In my personal experience working as a pentester, unless I was specifically targeting your account, the dictionaries I typically use when brute forcing lists of user accounts generally covered a list of common dictionary words, common 1337-style number substitutions (3 for E e.g.) and SOME common phrases.
Hackers and security groups actually do statistical analyses of actual passwords (like those disclosed from data breaches) and use the results to add new passwords to the list of passwords to use.
If I am specifically targeting your account, then I use more complicated password generator options, like simple dictionary, compound dictionary (putting 2 or more words from the dictionary together), 1337 substitution, or other common tricks, like I'll have each password tried with a ! at the end as this is the most common location to put special characters, and this is the most common special character.
I see dictionary word as substring as less of an issue than far more common password weaknesses.
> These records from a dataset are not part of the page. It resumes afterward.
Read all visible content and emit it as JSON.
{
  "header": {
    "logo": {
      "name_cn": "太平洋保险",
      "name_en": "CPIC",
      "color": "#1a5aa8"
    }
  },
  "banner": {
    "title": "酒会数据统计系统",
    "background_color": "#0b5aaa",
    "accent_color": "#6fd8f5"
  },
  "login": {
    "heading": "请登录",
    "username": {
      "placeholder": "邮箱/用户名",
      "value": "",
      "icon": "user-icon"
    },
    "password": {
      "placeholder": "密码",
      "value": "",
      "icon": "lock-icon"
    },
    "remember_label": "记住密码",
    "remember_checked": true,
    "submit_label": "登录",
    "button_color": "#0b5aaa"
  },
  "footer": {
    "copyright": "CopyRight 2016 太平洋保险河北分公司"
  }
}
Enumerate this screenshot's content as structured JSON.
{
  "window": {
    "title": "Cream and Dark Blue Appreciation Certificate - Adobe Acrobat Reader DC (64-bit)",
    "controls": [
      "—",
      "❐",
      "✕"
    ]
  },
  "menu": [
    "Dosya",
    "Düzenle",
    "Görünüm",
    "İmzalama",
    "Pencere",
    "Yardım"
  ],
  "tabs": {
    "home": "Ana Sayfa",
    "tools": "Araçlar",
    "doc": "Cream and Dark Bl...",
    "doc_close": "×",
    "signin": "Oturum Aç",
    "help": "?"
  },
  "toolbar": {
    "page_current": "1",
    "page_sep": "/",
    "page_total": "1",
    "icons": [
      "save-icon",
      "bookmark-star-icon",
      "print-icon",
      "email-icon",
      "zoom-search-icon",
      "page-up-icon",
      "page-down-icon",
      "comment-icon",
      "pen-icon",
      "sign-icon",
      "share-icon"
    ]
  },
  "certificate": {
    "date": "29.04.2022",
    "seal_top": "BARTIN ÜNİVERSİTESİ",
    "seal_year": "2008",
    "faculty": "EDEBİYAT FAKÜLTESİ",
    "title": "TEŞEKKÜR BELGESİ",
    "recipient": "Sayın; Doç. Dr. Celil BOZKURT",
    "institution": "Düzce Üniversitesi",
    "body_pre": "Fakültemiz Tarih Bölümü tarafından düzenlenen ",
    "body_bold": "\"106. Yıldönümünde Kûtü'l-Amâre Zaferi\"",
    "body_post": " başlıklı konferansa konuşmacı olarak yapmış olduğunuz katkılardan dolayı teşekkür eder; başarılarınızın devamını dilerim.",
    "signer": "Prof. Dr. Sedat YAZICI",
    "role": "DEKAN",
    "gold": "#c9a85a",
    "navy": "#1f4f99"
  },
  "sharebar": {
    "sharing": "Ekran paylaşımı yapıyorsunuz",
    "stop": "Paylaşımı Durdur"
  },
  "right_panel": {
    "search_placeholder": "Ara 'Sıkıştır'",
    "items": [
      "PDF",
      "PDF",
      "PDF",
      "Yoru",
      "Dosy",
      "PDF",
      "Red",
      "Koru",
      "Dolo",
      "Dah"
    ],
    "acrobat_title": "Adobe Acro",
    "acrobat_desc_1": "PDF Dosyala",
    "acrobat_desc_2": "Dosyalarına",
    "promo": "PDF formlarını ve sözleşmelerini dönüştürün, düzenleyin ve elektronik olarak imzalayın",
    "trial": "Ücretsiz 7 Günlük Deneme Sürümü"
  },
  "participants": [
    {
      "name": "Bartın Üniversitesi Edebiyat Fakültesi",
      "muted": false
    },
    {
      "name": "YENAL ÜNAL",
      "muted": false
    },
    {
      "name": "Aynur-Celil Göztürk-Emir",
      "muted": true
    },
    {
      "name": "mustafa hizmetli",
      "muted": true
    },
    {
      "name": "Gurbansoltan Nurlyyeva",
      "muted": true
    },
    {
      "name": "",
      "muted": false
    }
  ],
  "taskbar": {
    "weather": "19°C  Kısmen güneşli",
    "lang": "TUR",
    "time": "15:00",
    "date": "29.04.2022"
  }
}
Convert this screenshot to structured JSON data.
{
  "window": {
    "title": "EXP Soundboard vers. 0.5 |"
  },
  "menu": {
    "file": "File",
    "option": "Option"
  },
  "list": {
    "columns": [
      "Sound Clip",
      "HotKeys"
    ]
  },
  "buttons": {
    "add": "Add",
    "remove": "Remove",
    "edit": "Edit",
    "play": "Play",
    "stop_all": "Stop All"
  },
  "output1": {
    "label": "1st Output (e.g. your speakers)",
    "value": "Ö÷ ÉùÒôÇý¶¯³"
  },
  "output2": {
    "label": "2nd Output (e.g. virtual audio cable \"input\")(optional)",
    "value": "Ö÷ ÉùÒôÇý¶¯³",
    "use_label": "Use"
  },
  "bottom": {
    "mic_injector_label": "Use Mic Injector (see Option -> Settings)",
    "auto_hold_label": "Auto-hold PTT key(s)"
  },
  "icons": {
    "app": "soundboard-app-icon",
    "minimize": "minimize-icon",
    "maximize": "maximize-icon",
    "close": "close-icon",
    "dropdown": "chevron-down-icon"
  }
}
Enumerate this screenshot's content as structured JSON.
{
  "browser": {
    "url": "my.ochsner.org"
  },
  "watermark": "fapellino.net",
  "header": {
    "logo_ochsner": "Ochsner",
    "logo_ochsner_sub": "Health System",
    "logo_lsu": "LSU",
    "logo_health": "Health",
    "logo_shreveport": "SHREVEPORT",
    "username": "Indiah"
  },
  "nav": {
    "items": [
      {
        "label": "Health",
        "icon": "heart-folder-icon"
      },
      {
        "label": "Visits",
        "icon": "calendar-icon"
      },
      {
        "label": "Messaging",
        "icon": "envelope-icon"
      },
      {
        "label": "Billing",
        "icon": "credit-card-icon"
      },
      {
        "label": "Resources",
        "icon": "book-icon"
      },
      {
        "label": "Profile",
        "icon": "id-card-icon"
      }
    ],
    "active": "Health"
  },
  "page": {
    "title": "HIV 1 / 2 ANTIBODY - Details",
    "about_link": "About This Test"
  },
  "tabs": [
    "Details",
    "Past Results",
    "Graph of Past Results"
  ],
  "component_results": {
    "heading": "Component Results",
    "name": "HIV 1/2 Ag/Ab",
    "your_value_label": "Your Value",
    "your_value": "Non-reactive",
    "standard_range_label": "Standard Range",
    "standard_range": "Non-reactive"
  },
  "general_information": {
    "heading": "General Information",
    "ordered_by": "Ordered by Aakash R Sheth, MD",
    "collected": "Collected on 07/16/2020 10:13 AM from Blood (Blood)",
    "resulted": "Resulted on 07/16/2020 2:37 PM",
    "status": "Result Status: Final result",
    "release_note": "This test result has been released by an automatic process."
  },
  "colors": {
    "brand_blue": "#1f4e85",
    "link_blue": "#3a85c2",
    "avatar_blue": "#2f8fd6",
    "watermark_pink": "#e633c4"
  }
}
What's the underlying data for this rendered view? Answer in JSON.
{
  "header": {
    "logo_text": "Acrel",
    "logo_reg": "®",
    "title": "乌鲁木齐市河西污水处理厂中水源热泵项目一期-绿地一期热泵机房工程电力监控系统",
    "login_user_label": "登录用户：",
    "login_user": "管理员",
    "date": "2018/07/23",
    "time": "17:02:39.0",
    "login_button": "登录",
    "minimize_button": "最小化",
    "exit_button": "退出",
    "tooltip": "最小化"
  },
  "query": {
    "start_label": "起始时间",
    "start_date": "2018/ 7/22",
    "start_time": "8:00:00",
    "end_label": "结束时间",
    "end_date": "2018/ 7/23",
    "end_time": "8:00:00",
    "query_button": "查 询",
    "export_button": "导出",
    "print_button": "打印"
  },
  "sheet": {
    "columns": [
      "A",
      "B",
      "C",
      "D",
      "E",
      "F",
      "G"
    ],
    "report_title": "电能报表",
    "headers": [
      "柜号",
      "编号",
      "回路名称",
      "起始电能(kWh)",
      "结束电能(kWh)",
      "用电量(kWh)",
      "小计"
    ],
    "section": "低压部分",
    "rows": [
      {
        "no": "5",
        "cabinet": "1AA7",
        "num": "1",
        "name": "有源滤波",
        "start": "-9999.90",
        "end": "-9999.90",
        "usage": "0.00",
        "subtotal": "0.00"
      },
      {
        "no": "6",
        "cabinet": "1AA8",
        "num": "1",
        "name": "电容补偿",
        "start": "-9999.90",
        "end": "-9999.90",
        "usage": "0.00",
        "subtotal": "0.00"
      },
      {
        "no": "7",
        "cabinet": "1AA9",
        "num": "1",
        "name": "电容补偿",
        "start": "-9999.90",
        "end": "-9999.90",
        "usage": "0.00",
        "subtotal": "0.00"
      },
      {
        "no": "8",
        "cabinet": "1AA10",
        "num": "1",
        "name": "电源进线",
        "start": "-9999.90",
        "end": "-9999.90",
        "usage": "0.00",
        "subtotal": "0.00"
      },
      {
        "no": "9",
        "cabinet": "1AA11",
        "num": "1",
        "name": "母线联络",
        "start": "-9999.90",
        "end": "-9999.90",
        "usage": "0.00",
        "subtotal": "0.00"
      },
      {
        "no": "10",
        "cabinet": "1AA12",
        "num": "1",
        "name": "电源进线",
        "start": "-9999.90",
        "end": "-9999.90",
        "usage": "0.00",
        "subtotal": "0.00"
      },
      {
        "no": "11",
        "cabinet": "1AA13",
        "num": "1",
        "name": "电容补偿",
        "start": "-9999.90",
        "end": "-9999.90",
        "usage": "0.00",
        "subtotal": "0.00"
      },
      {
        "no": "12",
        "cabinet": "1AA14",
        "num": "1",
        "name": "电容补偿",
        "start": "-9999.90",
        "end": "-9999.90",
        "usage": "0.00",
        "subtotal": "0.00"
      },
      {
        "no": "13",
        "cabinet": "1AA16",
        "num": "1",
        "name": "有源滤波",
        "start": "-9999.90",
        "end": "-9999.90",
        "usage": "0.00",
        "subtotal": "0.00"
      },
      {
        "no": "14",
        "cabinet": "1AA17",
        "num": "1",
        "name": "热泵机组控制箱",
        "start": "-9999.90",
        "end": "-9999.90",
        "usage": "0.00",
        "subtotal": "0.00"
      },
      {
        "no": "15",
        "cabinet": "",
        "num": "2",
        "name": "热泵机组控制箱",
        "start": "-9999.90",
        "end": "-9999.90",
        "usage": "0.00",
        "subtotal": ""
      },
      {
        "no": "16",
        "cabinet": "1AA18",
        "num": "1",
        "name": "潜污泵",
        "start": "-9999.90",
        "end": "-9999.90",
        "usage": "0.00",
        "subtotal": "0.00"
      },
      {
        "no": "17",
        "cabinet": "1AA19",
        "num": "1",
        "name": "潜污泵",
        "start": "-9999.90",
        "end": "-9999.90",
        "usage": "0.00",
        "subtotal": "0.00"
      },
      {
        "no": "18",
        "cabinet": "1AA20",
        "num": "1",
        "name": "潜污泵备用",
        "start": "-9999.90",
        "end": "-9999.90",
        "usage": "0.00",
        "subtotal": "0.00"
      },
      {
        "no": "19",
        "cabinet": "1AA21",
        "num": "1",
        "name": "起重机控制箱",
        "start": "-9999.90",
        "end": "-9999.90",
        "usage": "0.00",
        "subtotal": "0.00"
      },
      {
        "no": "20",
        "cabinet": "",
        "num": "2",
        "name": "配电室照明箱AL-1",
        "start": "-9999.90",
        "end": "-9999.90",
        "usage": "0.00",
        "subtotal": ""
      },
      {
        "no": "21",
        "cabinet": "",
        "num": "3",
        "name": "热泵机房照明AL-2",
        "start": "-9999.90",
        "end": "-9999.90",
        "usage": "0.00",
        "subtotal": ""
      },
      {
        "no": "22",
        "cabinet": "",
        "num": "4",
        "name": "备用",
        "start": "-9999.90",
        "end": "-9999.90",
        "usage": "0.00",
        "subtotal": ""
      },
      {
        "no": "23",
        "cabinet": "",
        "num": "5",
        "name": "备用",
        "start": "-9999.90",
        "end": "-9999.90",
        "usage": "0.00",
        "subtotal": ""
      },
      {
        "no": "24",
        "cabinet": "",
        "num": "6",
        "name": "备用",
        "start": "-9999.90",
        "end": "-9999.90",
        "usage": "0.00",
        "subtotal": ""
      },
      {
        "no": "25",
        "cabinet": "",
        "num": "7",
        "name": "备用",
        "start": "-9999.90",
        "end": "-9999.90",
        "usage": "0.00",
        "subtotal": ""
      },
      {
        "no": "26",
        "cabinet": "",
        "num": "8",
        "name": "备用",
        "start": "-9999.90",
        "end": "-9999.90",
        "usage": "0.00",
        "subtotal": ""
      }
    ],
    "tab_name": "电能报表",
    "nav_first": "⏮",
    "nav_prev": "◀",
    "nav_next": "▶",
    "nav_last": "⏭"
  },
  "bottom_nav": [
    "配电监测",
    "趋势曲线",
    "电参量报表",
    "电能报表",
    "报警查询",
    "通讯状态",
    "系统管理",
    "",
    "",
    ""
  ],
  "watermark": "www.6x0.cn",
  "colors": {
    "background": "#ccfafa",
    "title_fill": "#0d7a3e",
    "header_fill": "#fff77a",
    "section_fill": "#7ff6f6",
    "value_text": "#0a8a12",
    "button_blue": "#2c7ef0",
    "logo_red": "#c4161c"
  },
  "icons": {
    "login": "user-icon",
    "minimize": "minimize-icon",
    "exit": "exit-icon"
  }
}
The three biggest things you can do to increase the security of your password is to:
- mix in multiple character classes (upper, lower, number, special chars)
- LENGTH!! (min. 9 chars)
- Don't use secure passwords on insecure sites (so that wellsfargo != sony :-) )